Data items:
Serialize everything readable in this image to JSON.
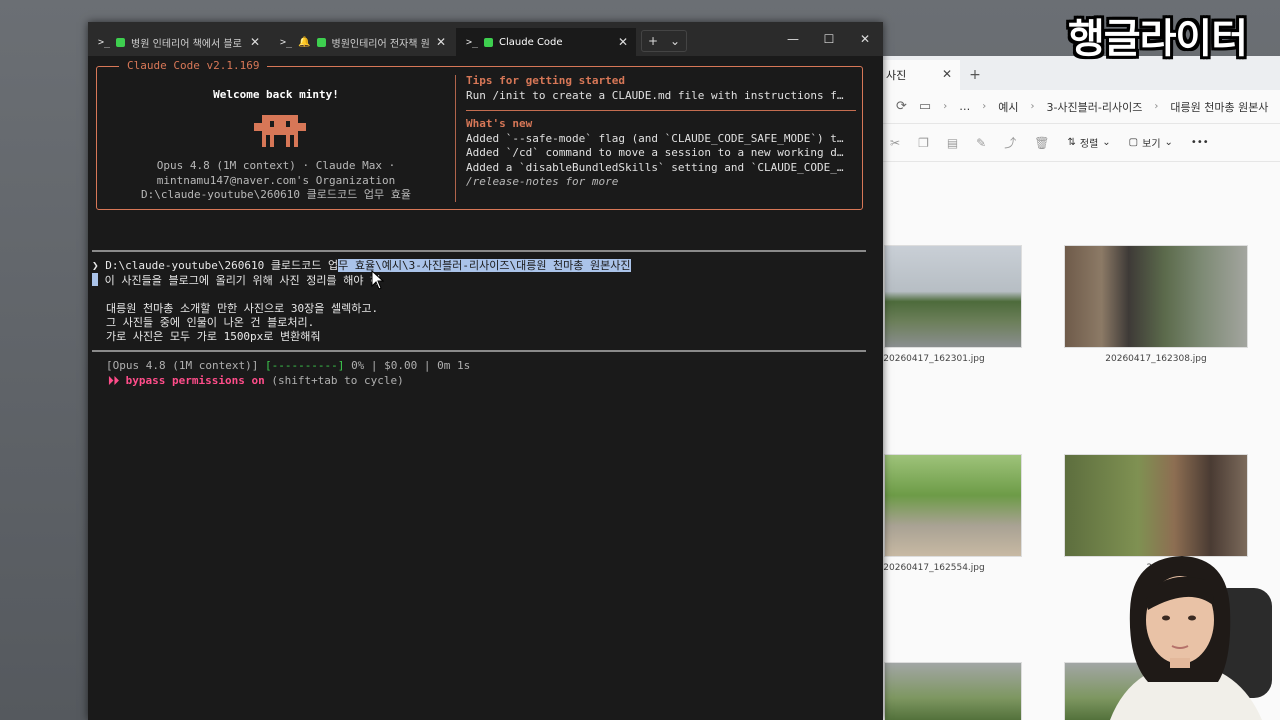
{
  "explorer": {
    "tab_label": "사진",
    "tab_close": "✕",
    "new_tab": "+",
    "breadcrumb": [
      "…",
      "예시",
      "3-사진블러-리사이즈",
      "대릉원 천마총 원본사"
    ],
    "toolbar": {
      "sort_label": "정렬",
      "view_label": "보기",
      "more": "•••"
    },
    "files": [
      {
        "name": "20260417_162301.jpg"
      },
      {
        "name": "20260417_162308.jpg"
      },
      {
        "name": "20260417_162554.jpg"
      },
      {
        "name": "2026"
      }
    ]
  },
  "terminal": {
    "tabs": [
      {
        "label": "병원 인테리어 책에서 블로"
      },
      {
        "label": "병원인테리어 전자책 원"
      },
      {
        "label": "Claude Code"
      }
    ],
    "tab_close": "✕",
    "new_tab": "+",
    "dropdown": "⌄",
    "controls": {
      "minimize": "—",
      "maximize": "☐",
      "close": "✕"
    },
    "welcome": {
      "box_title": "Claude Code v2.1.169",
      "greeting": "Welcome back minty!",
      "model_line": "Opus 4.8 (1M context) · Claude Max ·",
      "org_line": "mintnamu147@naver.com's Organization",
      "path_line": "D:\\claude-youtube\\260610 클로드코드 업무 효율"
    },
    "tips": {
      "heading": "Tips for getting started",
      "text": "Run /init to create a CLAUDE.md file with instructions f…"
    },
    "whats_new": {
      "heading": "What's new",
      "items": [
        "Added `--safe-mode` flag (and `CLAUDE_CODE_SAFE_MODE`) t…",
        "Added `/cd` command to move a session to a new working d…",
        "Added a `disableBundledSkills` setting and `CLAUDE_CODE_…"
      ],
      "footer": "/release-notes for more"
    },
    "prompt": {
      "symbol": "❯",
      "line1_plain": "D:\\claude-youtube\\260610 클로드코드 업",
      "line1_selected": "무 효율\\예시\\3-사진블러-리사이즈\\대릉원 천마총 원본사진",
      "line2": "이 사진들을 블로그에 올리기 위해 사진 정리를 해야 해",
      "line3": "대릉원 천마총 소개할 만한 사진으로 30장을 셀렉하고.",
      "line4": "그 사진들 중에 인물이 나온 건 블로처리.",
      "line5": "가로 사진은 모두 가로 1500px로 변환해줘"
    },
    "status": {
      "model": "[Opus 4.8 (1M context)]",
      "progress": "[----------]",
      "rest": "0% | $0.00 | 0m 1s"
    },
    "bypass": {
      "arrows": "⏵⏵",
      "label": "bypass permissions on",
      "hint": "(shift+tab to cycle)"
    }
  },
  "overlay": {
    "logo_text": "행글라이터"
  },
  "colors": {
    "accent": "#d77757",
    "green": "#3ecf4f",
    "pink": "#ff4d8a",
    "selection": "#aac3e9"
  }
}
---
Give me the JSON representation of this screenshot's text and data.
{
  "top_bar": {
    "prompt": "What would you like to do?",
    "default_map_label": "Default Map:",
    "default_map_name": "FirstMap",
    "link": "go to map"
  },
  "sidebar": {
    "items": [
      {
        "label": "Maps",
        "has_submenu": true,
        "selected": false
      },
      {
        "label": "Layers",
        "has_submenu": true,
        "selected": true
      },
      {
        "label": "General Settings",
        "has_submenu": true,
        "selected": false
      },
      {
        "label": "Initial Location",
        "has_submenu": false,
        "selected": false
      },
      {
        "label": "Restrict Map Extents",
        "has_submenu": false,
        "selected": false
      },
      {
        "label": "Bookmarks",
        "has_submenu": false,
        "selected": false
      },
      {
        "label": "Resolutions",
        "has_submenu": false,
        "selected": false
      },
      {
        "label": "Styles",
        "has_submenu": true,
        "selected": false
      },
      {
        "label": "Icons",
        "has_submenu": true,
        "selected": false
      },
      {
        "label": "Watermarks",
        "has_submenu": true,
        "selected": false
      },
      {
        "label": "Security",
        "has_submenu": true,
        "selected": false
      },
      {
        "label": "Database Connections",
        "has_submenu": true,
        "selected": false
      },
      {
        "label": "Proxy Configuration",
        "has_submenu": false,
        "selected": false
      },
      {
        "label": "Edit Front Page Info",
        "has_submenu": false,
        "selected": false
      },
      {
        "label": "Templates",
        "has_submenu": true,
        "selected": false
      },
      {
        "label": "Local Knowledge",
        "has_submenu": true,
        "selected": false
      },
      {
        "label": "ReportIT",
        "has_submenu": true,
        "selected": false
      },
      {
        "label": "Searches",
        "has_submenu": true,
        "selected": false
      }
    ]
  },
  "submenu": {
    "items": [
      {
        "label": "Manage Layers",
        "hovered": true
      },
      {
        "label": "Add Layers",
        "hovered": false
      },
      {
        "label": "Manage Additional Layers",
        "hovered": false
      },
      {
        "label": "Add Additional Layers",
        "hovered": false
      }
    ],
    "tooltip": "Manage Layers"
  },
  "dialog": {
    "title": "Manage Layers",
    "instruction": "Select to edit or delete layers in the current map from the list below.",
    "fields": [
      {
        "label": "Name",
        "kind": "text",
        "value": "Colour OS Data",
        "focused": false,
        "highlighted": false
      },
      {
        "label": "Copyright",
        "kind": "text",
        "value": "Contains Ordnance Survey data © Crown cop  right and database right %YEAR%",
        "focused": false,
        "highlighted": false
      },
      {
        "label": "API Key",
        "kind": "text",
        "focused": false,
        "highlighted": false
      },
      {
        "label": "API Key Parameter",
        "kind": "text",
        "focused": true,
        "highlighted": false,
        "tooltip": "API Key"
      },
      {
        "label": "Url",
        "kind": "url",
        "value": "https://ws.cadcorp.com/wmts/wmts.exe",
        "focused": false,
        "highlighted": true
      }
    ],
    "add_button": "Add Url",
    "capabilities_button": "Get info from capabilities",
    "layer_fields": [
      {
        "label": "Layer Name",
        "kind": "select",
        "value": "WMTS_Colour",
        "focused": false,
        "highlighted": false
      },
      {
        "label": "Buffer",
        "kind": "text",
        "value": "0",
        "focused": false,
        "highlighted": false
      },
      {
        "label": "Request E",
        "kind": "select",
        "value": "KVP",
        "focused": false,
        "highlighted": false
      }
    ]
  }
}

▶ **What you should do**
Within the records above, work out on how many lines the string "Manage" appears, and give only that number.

▶ **Reply to the task**
4